Your assignment: Using the data below, copy each line that includes the word "putem".

(Records supplied begins)

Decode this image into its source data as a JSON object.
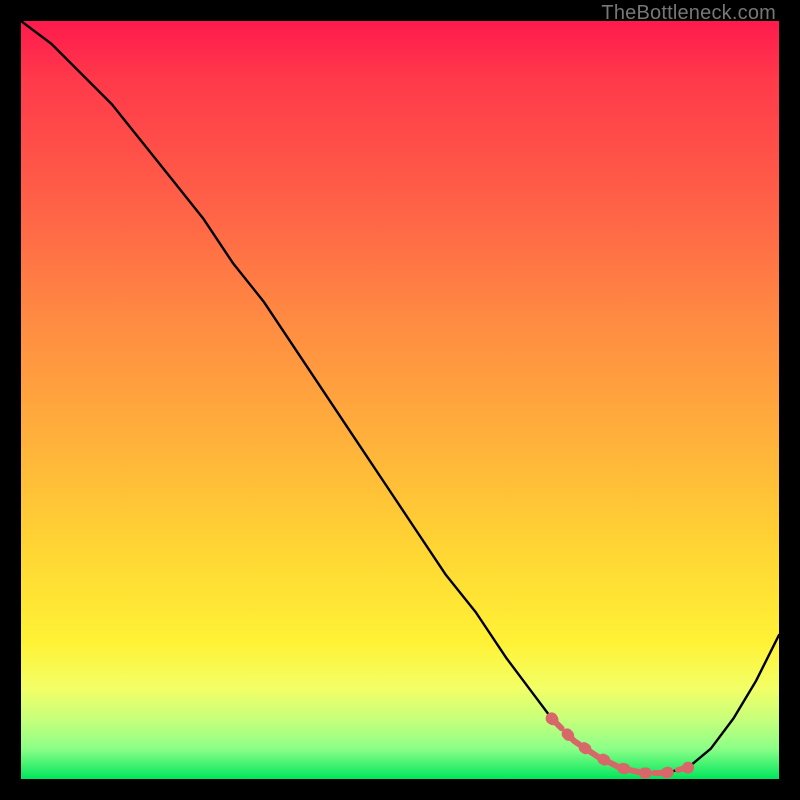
{
  "watermark": "TheBottleneck.com",
  "colors": {
    "frame": "#000000",
    "curve": "#000000",
    "marker": "#d8676a"
  },
  "chart_data": {
    "type": "line",
    "title": "",
    "xlabel": "",
    "ylabel": "",
    "xlim": [
      0,
      100
    ],
    "ylim": [
      0,
      100
    ],
    "series": [
      {
        "name": "bottleneck-curve",
        "x": [
          0,
          4,
          8,
          12,
          16,
          20,
          24,
          28,
          32,
          36,
          40,
          44,
          48,
          52,
          56,
          60,
          64,
          67,
          70,
          73,
          76,
          79,
          82,
          85,
          88,
          91,
          94,
          97,
          100
        ],
        "y": [
          100,
          97,
          93,
          89,
          84,
          79,
          74,
          68,
          63,
          57,
          51,
          45,
          39,
          33,
          27,
          22,
          16,
          12,
          8,
          5,
          3,
          1.5,
          0.8,
          0.8,
          1.5,
          4,
          8,
          13,
          19
        ]
      }
    ],
    "markers": {
      "name": "optimal-region",
      "x": [
        70,
        73,
        76,
        79,
        82,
        85,
        88
      ],
      "y": [
        8,
        5,
        3,
        1.5,
        0.8,
        0.8,
        1.5
      ]
    }
  }
}
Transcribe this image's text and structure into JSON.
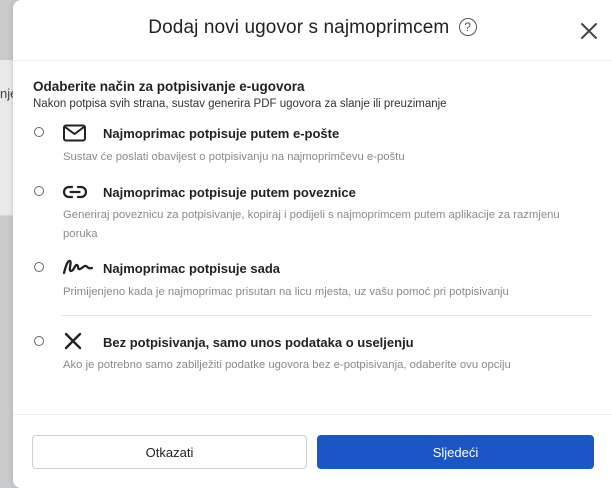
{
  "backdrop": {
    "partial_text": "nje"
  },
  "modal": {
    "title": "Dodaj novi ugovor s najmoprimcem",
    "help_glyph": "?"
  },
  "section": {
    "title": "Odaberite način za potpisivanje e-ugovora",
    "subtitle": "Nakon potpisa svih strana, sustav generira PDF ugovora za slanje ili preuzimanje"
  },
  "options": [
    {
      "icon": "envelope-icon",
      "label": "Najmoprimac potpisuje putem e-pošte",
      "description": "Sustav će poslati obavijest o potpisivanju na najmoprimčevu e-poštu"
    },
    {
      "icon": "link-icon",
      "label": "Najmoprimac potpisuje putem poveznice",
      "description": "Generiraj poveznicu za potpisivanje, kopiraj i podijeli s najmoprimcem putem aplikacije za razmjenu poruka"
    },
    {
      "icon": "signature-icon",
      "label": "Najmoprimac potpisuje sada",
      "description": "Primijenjeno kada je najmoprimac prisutan na licu mjesta, uz vašu pomoć pri potpisivanju"
    },
    {
      "icon": "x-icon",
      "label": "Bez potpisivanja, samo unos podataka o useljenju",
      "description": "Ako je potrebno samo zabilježiti podatke ugovora bez e-potpisivanja, odaberite ovu opciju"
    }
  ],
  "footer": {
    "cancel_label": "Otkazati",
    "next_label": "Sljedeći"
  },
  "colors": {
    "primary": "#1a56c6",
    "muted_text": "#8a8a8a"
  }
}
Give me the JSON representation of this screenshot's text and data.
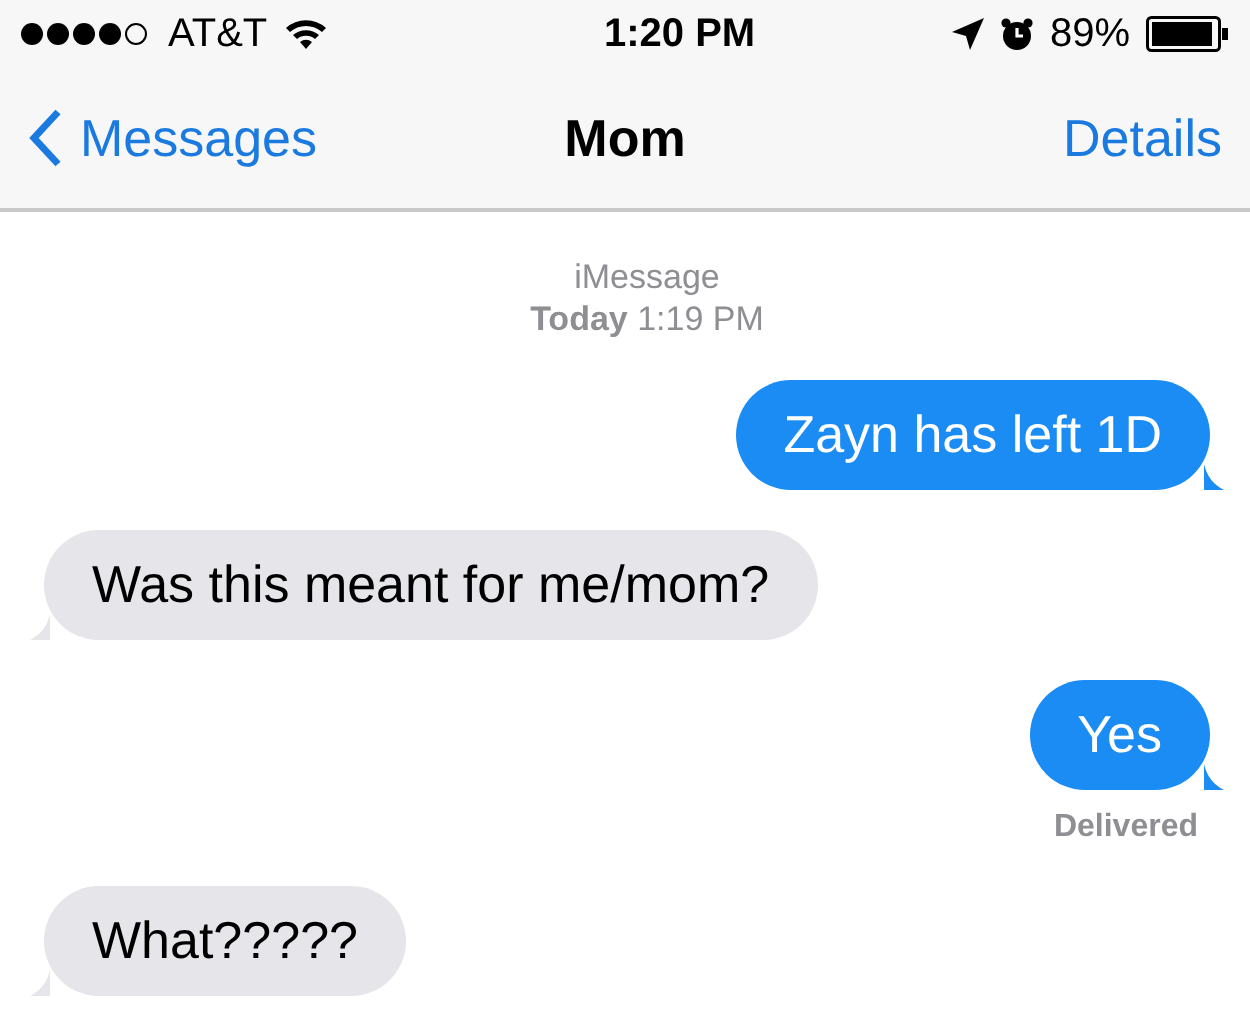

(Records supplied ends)

Result:
      "label": "Najmoprimac potpisuje putem e-pošte",
      "label": "Najmoprimac potpisuje putem poveznice",
      "description": "Generiraj poveznicu za potpisivanje, kopiraj i podijeli s najmoprimcem putem aplikacije za razmjenu poruka"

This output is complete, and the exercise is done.